▸ WHAT NEEDS TO BE DONE
Scan the listing for the word "JSON" and report every line that contains it.

▸ MATERIALS PROVIDED
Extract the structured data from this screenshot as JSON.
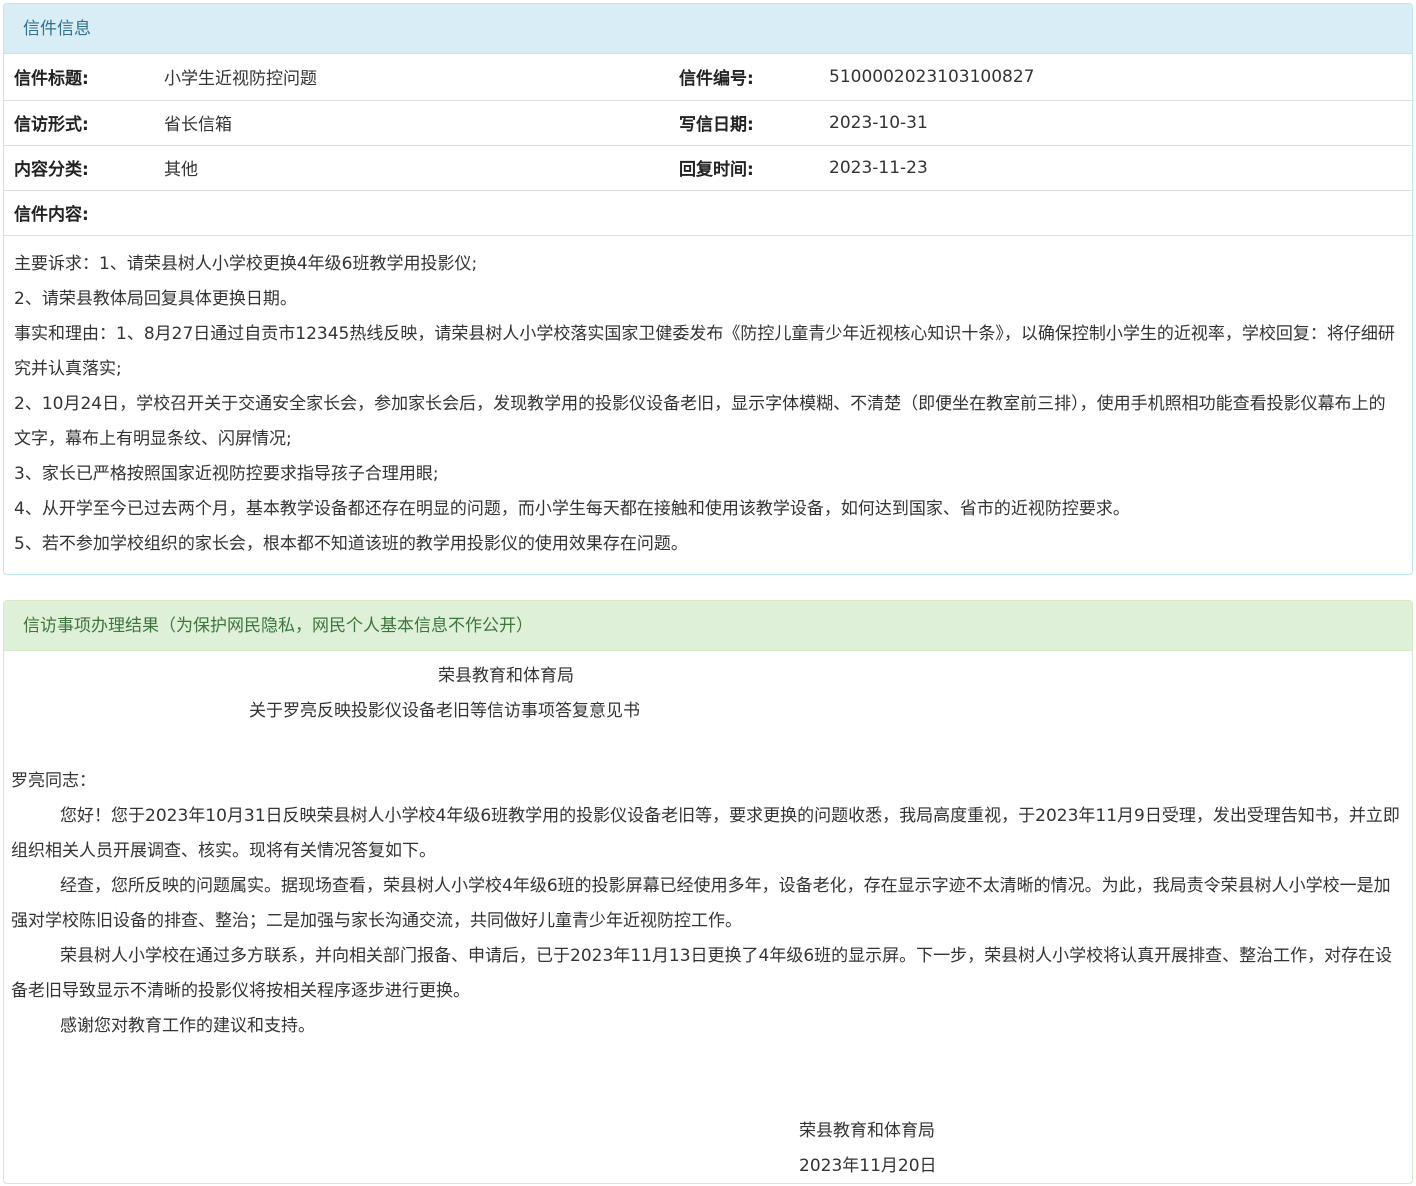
{
  "letter_panel": {
    "heading": "信件信息",
    "rows": [
      {
        "label1": "信件标题:",
        "value1": "小学生近视防控问题",
        "label2": "信件编号:",
        "value2": "5100002023103100827"
      },
      {
        "label1": "信访形式:",
        "value1": "省长信箱",
        "label2": "写信日期:",
        "value2": "2023-10-31"
      },
      {
        "label1": "内容分类:",
        "value1": "其他",
        "label2": "回复时间:",
        "value2": "2023-11-23"
      }
    ],
    "content_label": "信件内容:",
    "content_lines": [
      "主要诉求：1、请荣县树人小学校更换4年级6班教学用投影仪;",
      "2、请荣县教体局回复具体更换日期。",
      "事实和理由：1、8月27日通过自贡市12345热线反映，请荣县树人小学校落实国家卫健委发布《防控儿童青少年近视核心知识十条》，以确保控制小学生的近视率，学校回复：将仔细研究并认真落实;",
      "2、10月24日，学校召开关于交通安全家长会，参加家长会后，发现教学用的投影仪设备老旧，显示字体模糊、不清楚（即便坐在教室前三排），使用手机照相功能查看投影仪幕布上的文字，幕布上有明显条纹、闪屏情况;",
      "3、家长已严格按照国家近视防控要求指导孩子合理用眼;",
      "4、从开学至今已过去两个月，基本教学设备都还存在明显的问题，而小学生每天都在接触和使用该教学设备，如何达到国家、省市的近视防控要求。",
      "5、若不参加学校组织的家长会，根本都不知道该班的教学用投影仪的使用效果存在问题。"
    ]
  },
  "result_panel": {
    "heading": "信访事项办理结果（为保护网民隐私，网民个人基本信息不作公开）",
    "org_title": "荣县教育和体育局",
    "doc_title": "关于罗亮反映投影仪设备老旧等信访事项答复意见书",
    "salutation": "罗亮同志：",
    "paragraphs": [
      "您好！您于2023年10月31日反映荣县树人小学校4年级6班教学用的投影仪设备老旧等，要求更换的问题收悉，我局高度重视，于2023年11月9日受理，发出受理告知书，并立即组织相关人员开展调查、核实。现将有关情况答复如下。",
      "经查，您所反映的问题属实。据现场查看，荣县树人小学校4年级6班的投影屏幕已经使用多年，设备老化，存在显示字迹不太清晰的情况。为此，我局责令荣县树人小学校一是加强对学校陈旧设备的排查、整治；二是加强与家长沟通交流，共同做好儿童青少年近视防控工作。",
      "荣县树人小学校在通过多方联系，并向相关部门报备、申请后，已于2023年11月13日更换了4年级6班的显示屏。下一步，荣县树人小学校将认真开展排查、整治工作，对存在设备老旧导致显示不清晰的投影仪将按相关程序逐步进行更换。",
      "感谢您对教育工作的建议和支持。"
    ],
    "signature_org": "荣县教育和体育局",
    "signature_date": "2023年11月20日"
  }
}
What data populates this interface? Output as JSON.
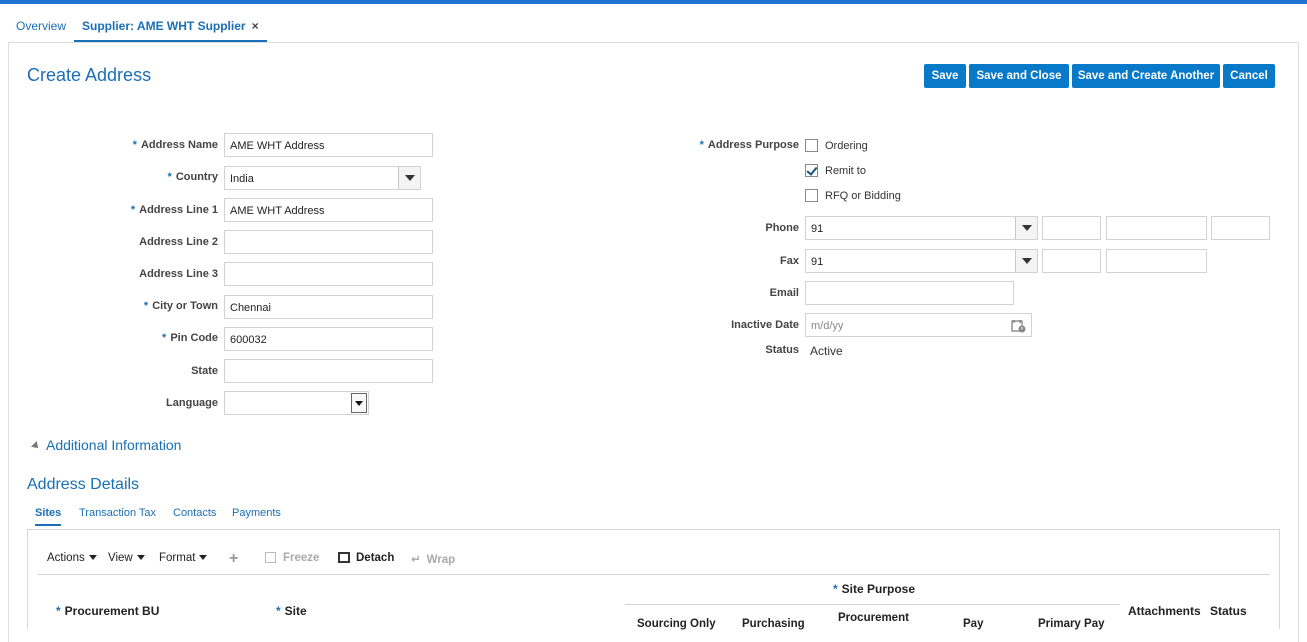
{
  "tabs": [
    {
      "label": "Overview"
    },
    {
      "label": "Supplier: AME WHT Supplier",
      "close": "×"
    }
  ],
  "page": {
    "title": "Create Address"
  },
  "buttons": {
    "save": "Save",
    "save_and_close": "Save and Close",
    "save_and_create_another": "Save and Create Another",
    "cancel": "Cancel"
  },
  "form": {
    "address_name": {
      "label": "Address Name",
      "value": "AME WHT Address"
    },
    "country": {
      "label": "Country",
      "value": "India"
    },
    "address_line_1": {
      "label": "Address Line 1",
      "value": "AME WHT Address"
    },
    "address_line_2": {
      "label": "Address Line 2",
      "value": ""
    },
    "address_line_3": {
      "label": "Address Line 3",
      "value": ""
    },
    "city": {
      "label": "City or Town",
      "value": "Chennai"
    },
    "pin_code": {
      "label": "Pin Code",
      "value": "600032"
    },
    "state": {
      "label": "State",
      "value": ""
    },
    "language": {
      "label": "Language",
      "value": ""
    },
    "address_purpose": {
      "label": "Address Purpose",
      "options": [
        {
          "label": "Ordering",
          "checked": false
        },
        {
          "label": "Remit to",
          "checked": true
        },
        {
          "label": "RFQ or Bidding",
          "checked": false
        }
      ]
    },
    "phone": {
      "label": "Phone",
      "value": "91"
    },
    "fax": {
      "label": "Fax",
      "value": "91"
    },
    "email": {
      "label": "Email",
      "value": ""
    },
    "inactive_date": {
      "label": "Inactive Date",
      "placeholder": "m/d/yy"
    },
    "status": {
      "label": "Status",
      "value": "Active"
    }
  },
  "additional_info": {
    "label": "Additional Information"
  },
  "details": {
    "title": "Address Details",
    "subtabs": [
      "Sites",
      "Transaction Tax",
      "Contacts",
      "Payments"
    ],
    "toolbar": {
      "actions": "Actions",
      "view": "View",
      "format": "Format",
      "freeze": "Freeze",
      "detach": "Detach",
      "wrap": "Wrap"
    },
    "columns": {
      "procurement_bu": "Procurement BU",
      "site": "Site",
      "site_purpose": "Site Purpose",
      "sourcing_only": "Sourcing Only",
      "purchasing": "Purchasing",
      "procurement": "Procurement",
      "pay": "Pay",
      "primary_pay": "Primary Pay",
      "attachments": "Attachments",
      "status": "Status"
    }
  },
  "colors": {
    "accent": "#1a6fb6",
    "button": "#0878c8",
    "topbar": "#1f74d2"
  }
}
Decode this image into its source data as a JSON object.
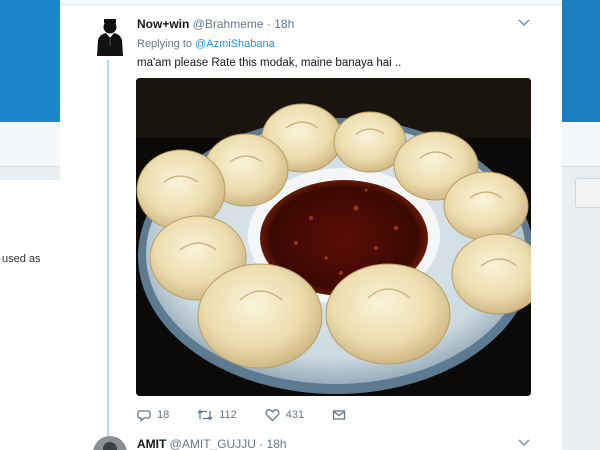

▸ EXERCISE RESULT
Extract the structured data from this screenshot as JSON.
What data populates this interface? Output as JSON.
Decode this image into its source data as a JSON object.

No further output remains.